Bush had explained to Singh in July last year that direct aid was out of fashion. Singh, in any case, preferred the US to help India help itself out of poverty. This visit saw the seeds of these first discussions bear fruit:

The issuing of technology licence exemptions for India. Reversing years of a US policy of tech denial, Bush has agreed to develop a "positive list" of Indian firms and agencies which would have automatic access to US know-how. Indian officials described it as similar to the "green channel" in customs. The US will benefit in increased hi-tech exports to India.

The launch of a Rs 1000-crore Agricultural Knowledge Initiative that would knit Indian and US agricultural research networks over a period of years. Bush and Singh see this as an opportunity to launch a second Green Revolution and revive India's flagging farm sector.

The CEO's Forum arose out of a recognition that in today's world investment and trade was driven by the private sector. Roping in top US executives to outline how to accelerate the Indo-US economic relationship was, a diplomat explained, Bush's attempt to "politically direct" US business in India's direction.

The two countries have readied space cooperation for blast-off. Only the failure of Nasa's chief to make this trip stopped a technology safeguard agreement that will allow the Indian Space Research Organisation to tap the billion-dollar US satellite-launch market.

An energy initiative that will see India access US technology to "clean" the high-ash coal that India has in abundance but can use only with difficulty.

The long-term goal of all this, say diplomats from both countries, is to help India achieve the 10 per cent economic growth rate that Singh sees necessary to lift India from poverty and Bush believes is necessary to make India part of the "great power calculus".

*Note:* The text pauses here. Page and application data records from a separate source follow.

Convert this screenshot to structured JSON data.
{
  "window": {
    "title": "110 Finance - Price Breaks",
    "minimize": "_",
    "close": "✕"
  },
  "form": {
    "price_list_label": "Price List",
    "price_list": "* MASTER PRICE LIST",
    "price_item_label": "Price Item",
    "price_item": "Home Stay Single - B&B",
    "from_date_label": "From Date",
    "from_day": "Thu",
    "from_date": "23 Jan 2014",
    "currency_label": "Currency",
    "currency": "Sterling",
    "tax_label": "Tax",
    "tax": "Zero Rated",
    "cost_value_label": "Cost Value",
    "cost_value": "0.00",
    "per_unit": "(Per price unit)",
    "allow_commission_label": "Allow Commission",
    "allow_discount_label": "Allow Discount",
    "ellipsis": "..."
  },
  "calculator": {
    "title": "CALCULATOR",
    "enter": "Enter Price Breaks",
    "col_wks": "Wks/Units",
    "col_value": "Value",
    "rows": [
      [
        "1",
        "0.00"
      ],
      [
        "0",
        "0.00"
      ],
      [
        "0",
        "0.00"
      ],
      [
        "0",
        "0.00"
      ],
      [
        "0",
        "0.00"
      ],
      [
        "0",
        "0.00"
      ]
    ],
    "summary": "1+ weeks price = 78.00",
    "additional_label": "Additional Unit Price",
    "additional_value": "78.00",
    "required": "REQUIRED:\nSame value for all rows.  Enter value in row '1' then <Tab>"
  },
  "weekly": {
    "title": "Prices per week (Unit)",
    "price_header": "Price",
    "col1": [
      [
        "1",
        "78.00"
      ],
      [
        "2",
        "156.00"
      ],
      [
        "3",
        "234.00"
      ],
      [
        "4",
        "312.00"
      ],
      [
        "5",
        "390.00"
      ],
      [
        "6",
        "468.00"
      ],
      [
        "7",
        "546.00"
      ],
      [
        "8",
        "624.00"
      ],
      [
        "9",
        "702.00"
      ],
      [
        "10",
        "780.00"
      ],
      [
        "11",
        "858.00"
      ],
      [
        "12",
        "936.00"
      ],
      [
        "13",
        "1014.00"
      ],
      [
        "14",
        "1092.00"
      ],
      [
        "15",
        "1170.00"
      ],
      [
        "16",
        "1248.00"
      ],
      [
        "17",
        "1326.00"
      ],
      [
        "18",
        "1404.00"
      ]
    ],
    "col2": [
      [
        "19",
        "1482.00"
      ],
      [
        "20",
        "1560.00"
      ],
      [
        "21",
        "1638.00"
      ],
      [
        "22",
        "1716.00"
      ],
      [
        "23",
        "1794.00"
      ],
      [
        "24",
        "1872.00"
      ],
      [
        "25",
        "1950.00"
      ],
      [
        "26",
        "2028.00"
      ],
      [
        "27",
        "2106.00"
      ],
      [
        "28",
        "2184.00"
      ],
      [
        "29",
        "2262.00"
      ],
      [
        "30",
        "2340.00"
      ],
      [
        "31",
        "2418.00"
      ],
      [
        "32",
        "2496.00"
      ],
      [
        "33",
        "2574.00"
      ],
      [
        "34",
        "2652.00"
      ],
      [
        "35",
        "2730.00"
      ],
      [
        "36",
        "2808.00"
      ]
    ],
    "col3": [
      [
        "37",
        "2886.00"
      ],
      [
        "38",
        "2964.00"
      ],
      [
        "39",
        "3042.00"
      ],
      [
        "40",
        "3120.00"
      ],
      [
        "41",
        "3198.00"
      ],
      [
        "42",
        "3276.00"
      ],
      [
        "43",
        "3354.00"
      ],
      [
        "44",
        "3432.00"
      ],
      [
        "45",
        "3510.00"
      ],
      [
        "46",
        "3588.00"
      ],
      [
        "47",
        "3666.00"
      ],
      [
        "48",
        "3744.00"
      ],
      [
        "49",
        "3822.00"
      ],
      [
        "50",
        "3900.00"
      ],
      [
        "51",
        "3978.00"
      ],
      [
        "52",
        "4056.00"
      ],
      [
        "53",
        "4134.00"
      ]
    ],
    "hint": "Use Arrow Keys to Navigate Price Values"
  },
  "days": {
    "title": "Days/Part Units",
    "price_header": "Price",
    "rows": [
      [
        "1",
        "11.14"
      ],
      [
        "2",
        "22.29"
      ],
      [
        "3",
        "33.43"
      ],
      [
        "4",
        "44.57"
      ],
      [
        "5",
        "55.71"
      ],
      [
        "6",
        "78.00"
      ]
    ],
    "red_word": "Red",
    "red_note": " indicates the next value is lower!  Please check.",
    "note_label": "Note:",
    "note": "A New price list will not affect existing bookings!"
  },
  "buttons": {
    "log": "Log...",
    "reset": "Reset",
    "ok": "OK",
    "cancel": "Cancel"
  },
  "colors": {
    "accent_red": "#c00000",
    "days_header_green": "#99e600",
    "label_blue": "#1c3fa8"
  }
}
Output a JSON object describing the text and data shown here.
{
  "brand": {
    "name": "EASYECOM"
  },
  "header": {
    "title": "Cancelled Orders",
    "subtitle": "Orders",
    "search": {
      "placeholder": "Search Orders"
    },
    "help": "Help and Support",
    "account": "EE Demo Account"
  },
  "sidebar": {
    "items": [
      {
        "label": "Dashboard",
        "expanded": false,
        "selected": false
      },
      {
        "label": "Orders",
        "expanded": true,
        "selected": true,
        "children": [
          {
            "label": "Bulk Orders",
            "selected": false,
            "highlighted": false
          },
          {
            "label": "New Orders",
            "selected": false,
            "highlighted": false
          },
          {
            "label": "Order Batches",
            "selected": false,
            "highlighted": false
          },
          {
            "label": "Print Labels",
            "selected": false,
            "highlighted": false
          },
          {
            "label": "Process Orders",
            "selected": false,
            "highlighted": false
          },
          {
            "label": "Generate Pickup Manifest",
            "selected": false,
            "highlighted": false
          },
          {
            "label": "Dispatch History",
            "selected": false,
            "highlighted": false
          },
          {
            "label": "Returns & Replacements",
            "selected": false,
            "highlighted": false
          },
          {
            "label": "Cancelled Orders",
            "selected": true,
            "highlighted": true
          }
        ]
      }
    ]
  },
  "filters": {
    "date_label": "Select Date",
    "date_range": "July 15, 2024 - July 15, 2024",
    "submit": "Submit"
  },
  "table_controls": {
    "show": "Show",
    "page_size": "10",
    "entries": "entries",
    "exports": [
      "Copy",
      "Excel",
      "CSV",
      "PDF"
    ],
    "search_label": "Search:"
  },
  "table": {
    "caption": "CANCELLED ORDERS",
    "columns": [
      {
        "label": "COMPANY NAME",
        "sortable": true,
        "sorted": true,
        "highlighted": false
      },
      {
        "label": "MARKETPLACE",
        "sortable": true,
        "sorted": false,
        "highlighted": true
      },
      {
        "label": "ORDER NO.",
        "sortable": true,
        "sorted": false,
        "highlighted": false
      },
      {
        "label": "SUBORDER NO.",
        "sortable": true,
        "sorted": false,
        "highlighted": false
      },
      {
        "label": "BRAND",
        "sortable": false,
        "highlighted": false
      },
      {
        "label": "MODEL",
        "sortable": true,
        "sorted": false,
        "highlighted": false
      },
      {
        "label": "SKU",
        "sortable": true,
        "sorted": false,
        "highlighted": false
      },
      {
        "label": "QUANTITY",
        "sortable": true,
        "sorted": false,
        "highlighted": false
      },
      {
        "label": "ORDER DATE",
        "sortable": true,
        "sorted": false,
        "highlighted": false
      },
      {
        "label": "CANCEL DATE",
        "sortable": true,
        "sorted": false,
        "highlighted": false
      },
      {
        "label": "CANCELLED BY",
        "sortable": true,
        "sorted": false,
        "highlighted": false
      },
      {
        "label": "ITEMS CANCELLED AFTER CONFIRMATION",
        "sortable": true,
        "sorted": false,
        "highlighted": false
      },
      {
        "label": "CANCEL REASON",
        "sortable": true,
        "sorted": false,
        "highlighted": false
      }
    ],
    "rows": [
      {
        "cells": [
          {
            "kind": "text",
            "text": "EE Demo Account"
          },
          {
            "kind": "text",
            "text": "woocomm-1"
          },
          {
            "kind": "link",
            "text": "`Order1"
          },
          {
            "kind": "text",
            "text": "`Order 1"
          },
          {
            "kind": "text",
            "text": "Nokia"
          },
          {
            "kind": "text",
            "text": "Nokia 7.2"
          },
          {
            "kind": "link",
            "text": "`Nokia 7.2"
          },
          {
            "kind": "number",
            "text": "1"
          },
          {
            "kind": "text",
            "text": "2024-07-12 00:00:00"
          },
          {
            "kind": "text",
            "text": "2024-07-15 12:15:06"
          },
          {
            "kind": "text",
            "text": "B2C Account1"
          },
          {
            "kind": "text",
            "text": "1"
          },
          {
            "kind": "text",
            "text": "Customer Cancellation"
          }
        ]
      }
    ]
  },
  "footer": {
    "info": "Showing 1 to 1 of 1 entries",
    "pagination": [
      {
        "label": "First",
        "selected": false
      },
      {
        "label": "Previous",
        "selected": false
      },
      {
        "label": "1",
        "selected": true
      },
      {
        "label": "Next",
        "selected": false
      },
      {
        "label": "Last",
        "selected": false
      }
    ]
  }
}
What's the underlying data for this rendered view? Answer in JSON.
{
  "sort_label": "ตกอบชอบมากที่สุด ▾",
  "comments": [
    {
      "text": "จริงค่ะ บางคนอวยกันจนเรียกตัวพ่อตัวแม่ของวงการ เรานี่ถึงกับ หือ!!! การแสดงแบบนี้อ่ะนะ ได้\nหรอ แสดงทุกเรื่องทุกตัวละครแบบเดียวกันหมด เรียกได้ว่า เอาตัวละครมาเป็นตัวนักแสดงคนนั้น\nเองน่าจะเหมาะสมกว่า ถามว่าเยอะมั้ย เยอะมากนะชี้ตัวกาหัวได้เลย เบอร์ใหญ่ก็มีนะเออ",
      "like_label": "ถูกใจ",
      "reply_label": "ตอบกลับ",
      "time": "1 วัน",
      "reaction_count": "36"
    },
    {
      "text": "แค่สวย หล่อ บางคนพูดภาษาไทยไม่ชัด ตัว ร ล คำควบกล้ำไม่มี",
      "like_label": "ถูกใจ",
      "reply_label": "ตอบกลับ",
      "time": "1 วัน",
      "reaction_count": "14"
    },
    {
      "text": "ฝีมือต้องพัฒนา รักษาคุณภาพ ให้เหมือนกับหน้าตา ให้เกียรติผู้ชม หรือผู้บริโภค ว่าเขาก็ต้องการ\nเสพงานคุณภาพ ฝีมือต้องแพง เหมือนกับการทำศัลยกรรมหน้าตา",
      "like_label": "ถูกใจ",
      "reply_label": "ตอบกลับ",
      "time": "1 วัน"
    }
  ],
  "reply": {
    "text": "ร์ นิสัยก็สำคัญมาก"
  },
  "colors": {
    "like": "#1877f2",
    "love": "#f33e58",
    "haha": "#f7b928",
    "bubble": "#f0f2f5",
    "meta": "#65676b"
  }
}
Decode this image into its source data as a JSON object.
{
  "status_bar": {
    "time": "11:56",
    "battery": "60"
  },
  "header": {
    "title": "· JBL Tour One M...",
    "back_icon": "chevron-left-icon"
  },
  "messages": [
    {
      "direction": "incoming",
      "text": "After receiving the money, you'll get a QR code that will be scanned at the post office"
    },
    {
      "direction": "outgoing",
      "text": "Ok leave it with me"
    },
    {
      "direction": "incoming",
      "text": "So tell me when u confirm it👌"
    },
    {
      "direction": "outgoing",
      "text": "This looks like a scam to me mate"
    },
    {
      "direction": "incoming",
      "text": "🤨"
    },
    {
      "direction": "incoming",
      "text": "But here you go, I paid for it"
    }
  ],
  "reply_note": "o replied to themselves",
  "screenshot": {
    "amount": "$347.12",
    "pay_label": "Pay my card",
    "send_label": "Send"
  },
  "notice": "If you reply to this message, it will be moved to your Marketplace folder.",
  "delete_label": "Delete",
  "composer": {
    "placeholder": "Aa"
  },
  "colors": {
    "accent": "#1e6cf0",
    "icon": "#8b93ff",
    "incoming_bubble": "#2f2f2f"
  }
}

All sources agree, however, that the US president is personally excited most by India's democratic polity. As he declared at Purana Qila in his last speech in India, "India in the 21st century is a natural partner of the United States because we're brothers in the cause of human liberty."